Faculty and staff training on Title IX and the Campus SAVE Act. All full- and part-time faculty and staff members (about 3,000 employees) are required to complete an online training module on Title IX and Campus Save. Staff will be evaluated on their completion of the training as part of the Staff Performance Management Program. Refresher training will be required on a periodic basis, and the course will be required for all new faculty and staff going forward.

III. Victim Support

To build capacity for victim/survivor advocacy and ensure that we have enough trained staff and student volunteers to support an expanding calendar of sexual assault prevention and bystander intervention workshops, the Office of Campus Life’s Wellness Center hired a second sexual assault prevention coordinator and victim advocate in August 2014.

IV. Campus Climate Assessment

Campus Life will administer the National College Health Assessment to all undergraduate and law students in April 2015. This national survey contains sections on Violence, Abusive Relationships and Personal Safety and on Sexual Behavior.

AU Professor Jane Palmer will conduct her biennial survey of sexual violence, dating violence and bystander intervention on campus in March 2015. The 2015 administration of the survey has been expanded to include graduate and law students. Survey results are shared with the campus community through a variety of means, including semi-annual Open Forums.

Campus/Community Collaboration

  • AU has joined with other members of the DC Coalition Against Domestic Violence (DCCADV) Campus Consortium to take advantage of a Department of Justice grant to support the development and sharing of best practices and model policies and programs directed at compliance with the federal requirements for the Campus SAVE Act. As part of this commitment, AU will host one of DCCADV’s organized trainings, encourage AU faculty and staff to attend, and designate staff to participate in quarterly meetings that will facilitate the exchange of information.

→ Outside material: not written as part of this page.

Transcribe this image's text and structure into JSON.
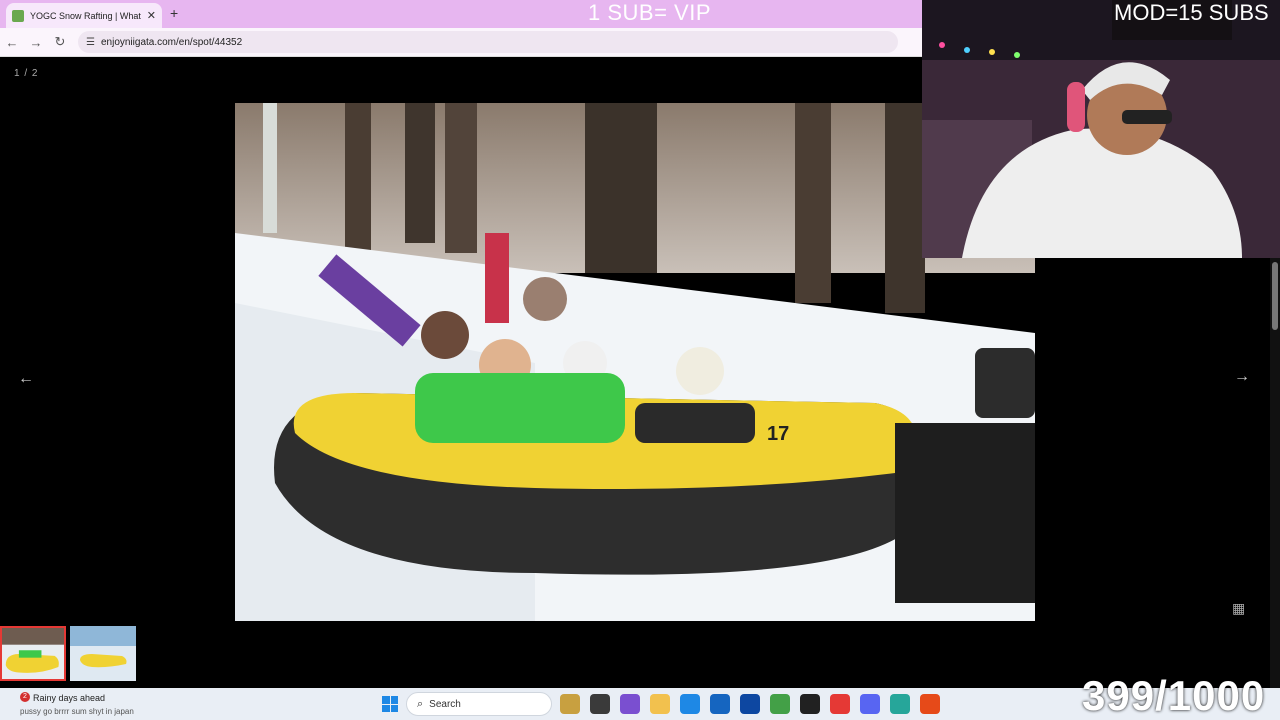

Through this collaboration, Assistant VP of Campus Life and Dean of Students, Rob Hradsky, and Assistant Director of Student Conduct and Conflict Resolution Services, Regina Curran, participated in the Office of Violence Against Women Technical Training Institute in February 2015. In particular, the training focused on developing strong coordinated community response teams and trauma-informed approaches to the student conduct process.
  • Assistant VP of Campus Life and Dean of Students Rob Hradsky chairs the Sexual Assault Working Group (SAWG). The Group is charged with (1) ensuring continuity in sexual assault prevention commitments and (2) continuing to shape AU’s intervention strategies consistent with the White House Task Force to Protect Students from Sexual Assault and the Violence Against Women Act Reauthorization Act of 2013. The committee’s work is transparent, as are the data gathered on students’ experiences with sexual violence and on the effectiveness of the measures we implement. Recommendations formulated by Student Government are integrated into the SAWG agenda.
  • In Spring 2015, the Sexual Assault Working Group:
    • Heightened the visibility of victim advocate services by branding victim advocacy services “OASIS”- Office of Advocacy Services for Interpersonal & Sexual violence in the Wellness Center;
    • Developed a flowchart to guide students through confidential and non-confidential resources;
    • Expanded information brochures to address sexual assault, domestic violence and stalking; and
    • Previewed a selection of online educational programs on sexual violence to identify the best alternatives for our campus community.
    • Expanded web resources to explain the role of victim advocates and better articulate the resources available to students.
    • Proposed additions to the Student Conduct Code and Discrimination and Sexual Harassment Policy that are currently under review.
  • Town Hall Meetings on Sexual Assault Prevention are hosted twice annually by SAWG. 2014-2015 dates are:
    • September 17, 2014, 8 – 9:30 pm in the Letts Hall Formal Lounge
    • April 20, 2015, 6:30 – 9:00 pm, Ward 1